## Exercise brief
What lines below contain the word "status"? Please pull each one out.

Entries from a dataset of interfaces:
━━━

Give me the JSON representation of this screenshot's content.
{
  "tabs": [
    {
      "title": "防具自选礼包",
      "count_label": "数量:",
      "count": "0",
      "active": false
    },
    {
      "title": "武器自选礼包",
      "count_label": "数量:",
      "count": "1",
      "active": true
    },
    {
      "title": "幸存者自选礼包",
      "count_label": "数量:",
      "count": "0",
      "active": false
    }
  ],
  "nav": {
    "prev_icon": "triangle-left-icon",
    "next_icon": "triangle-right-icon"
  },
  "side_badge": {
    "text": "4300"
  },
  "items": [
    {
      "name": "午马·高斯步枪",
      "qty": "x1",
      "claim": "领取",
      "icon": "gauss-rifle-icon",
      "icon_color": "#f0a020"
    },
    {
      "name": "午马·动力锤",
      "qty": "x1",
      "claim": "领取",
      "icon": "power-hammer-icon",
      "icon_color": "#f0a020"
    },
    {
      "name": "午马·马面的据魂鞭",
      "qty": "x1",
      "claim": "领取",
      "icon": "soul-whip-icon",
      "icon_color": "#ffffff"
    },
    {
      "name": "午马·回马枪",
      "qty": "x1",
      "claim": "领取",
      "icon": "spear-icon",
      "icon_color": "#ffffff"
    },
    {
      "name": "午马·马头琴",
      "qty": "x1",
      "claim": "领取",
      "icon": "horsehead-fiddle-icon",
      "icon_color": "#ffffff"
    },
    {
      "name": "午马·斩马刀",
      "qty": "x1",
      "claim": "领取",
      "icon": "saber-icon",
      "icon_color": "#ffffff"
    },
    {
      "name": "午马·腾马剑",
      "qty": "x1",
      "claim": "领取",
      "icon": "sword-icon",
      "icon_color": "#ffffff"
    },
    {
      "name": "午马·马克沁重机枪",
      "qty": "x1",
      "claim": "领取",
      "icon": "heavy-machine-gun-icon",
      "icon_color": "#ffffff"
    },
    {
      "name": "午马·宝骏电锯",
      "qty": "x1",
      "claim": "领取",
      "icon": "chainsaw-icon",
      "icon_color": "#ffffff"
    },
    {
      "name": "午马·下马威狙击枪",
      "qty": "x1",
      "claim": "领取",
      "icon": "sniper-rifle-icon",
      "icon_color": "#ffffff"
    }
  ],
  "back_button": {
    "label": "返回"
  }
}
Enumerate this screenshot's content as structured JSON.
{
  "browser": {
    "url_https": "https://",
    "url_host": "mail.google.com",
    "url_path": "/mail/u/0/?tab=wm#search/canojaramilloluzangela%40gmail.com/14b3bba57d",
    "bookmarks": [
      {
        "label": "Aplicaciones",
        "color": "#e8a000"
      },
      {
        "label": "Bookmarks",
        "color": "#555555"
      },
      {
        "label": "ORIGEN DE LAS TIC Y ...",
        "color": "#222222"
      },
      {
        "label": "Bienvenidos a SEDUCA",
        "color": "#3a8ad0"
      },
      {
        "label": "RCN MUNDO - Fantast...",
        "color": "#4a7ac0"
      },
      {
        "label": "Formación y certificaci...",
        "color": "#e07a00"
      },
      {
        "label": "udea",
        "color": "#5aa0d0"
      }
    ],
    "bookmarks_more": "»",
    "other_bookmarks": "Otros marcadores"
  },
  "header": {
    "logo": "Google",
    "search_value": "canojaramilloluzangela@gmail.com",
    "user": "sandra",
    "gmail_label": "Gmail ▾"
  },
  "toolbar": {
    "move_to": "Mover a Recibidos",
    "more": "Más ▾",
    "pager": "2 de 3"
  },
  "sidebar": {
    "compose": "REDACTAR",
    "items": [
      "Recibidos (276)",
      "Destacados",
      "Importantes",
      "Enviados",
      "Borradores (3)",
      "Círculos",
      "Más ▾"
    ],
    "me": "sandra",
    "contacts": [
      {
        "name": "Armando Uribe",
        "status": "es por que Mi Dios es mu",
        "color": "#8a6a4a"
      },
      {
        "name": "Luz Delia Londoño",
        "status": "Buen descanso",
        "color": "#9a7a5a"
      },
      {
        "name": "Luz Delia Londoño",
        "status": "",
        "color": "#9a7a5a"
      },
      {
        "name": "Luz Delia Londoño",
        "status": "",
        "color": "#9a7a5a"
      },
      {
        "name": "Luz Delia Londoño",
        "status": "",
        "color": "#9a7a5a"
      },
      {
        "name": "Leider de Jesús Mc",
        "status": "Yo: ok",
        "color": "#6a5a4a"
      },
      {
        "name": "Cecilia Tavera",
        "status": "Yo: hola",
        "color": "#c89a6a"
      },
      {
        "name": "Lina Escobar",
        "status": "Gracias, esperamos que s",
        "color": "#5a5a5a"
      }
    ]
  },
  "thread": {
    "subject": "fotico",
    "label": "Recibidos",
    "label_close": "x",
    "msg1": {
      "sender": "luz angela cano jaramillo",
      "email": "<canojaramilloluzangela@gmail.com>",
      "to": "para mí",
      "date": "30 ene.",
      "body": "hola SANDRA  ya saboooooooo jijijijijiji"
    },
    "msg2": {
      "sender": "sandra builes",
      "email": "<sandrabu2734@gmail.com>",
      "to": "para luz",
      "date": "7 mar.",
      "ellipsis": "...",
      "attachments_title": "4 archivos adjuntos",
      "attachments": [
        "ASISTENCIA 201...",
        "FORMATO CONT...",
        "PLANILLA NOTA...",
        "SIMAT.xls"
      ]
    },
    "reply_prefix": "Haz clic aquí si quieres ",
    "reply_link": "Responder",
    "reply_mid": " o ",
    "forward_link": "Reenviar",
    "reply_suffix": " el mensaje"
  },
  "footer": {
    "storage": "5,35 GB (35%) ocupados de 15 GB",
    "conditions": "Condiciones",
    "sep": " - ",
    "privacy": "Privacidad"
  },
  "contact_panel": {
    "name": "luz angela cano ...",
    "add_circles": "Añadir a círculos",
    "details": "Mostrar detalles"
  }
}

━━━

## Response
        "status": "es por que Mi Dios es mu",
        "status": "Buen descanso",
        "status": "",
        "status": "",
        "status": "",
        "status": "Yo: ok",
        "status": "Yo: hola",
        "status": "Gracias, esperamos que s",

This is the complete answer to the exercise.